So the Green Lantern ring’s weakness against the color yellow is no longer (vaguely but satisfyingly) explained away by a “necessary impurity” in the metal. Oh, no! Turns out the Guardians have been lying all these years, and that in reality there’s a yellow “fear demon” trapped in the central power battery on Oa (the home planet of the Green Lantern Corps). Because yellow is the color of fear (as anyone who ever heard Kenny Rogers’ “Coward of the County” knows). And because green… is the color of willpower… And that’s… why the rings… don’t work on yellow… Except now they will… if you can conquer your fear…
Johns engineered all this crap to explain away the 90s stories in which Hal Jordan, the second (and most popular) Green Lantern, went insane and became a super villain. So now, instead of going crazy, he was really just possessed by a demon. It’s medieval psychology in sci-fi drag! Which is all well and good, I suppose. It sold well to the hardcore fanboy audience, anyway. But it’s also the point where the fantasy of a man with a magic alien ring ceases to be idiotically charming, and turns into something convoluted.
And it only gets moreso, with a whole Rainbow Coalition of Lanterns. Now, understand that I don’t really dislike the Rainbow Lanterns as a concept. It’s kind of a natural idea, honestly, and I’m surprised it took so long for somebody to come up with it. I just don’t like the way it’s been executed. Going back to the whole “yellow is the color of fear, green is the color of willpower” mess, Johns based the various Rainbow Lanterns on different emotions. So yellow = fear, green = willpower, purple = love, red = rage, and etc.
Except that Sinestro’s yellow power ring never had anything to do with fear.
|I mean, are you even remotely scared of this guy?|
|I guess it depends on your definition of love...|
|Maybe he meant "emo" instead?|
Which is my other big problem with Johns’ corporate spandex work: it’s dizzyingly self-referential. He tends to do call-backs to stories from a quarter-century ago, and does it in such a way that it’s hard to understand the new stories without an ass-load of exposition re-telling the old stories.
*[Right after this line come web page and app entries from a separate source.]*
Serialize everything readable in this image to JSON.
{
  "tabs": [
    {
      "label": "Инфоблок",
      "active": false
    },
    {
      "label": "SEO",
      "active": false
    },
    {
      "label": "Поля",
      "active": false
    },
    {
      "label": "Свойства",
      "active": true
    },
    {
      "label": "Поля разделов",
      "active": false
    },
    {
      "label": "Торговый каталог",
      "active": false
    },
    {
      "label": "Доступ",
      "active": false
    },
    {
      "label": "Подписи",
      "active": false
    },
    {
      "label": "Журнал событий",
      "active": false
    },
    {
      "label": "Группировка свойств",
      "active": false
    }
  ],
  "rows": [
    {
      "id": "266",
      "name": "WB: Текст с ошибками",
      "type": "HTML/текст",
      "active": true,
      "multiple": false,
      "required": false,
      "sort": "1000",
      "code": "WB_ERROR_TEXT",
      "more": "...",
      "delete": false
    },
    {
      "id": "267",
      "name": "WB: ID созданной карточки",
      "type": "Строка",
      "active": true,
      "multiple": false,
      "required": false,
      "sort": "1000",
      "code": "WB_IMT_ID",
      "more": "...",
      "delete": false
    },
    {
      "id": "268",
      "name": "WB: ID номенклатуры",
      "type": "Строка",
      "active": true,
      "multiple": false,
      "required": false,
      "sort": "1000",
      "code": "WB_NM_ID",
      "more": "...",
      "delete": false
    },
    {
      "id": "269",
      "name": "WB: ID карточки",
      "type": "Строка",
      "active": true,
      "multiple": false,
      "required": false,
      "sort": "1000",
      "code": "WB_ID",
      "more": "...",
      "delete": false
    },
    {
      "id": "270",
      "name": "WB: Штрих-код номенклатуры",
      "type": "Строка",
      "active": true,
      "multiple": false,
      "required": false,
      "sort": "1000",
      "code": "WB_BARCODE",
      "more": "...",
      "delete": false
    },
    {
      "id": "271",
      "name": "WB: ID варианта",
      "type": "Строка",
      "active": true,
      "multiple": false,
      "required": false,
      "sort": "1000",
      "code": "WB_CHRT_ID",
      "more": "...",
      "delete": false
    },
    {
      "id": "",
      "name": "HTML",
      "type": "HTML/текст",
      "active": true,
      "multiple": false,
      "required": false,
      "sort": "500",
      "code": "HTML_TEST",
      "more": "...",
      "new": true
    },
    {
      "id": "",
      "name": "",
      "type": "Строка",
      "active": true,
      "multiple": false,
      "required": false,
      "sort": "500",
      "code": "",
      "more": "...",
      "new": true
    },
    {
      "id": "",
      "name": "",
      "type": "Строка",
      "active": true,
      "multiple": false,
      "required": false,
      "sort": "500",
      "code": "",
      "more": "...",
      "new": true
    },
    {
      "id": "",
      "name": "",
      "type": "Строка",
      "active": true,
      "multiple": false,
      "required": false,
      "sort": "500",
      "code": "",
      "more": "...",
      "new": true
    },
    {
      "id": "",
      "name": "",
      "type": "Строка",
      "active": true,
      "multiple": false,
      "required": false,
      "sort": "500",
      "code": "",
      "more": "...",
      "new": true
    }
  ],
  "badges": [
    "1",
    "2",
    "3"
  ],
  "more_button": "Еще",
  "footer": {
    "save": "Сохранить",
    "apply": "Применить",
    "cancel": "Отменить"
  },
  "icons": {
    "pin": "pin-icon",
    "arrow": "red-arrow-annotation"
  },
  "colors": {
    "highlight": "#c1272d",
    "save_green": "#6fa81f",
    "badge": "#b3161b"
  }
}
But at the same time, Johns is relying on his core audience’s love of the kind of continuity minutia he’s drawing on to build excitement. So he’s writing to an audience that already knows the old stuff, and then hedging his bets by (once again) explaining it all in excruciating expository detail for the readers who don’t know what the hell he’s talking about. And that drives me insane.
But back to Johns’ reliance on continuity itself. Continuity is simultaneously serial comics’ greatest strength and its greatest weakness. It allows characters and concepts to be developed slowly over time. Whole fictional universes can be shaped into complex and fascinating places that should be really exciting to both old readers and new. Granted, it’s a tough trick. You have to maintain some kind of status quo on these long-running franchise properties so they don’t become unrecognizable, but still keep them fresh and up-to-date somehow.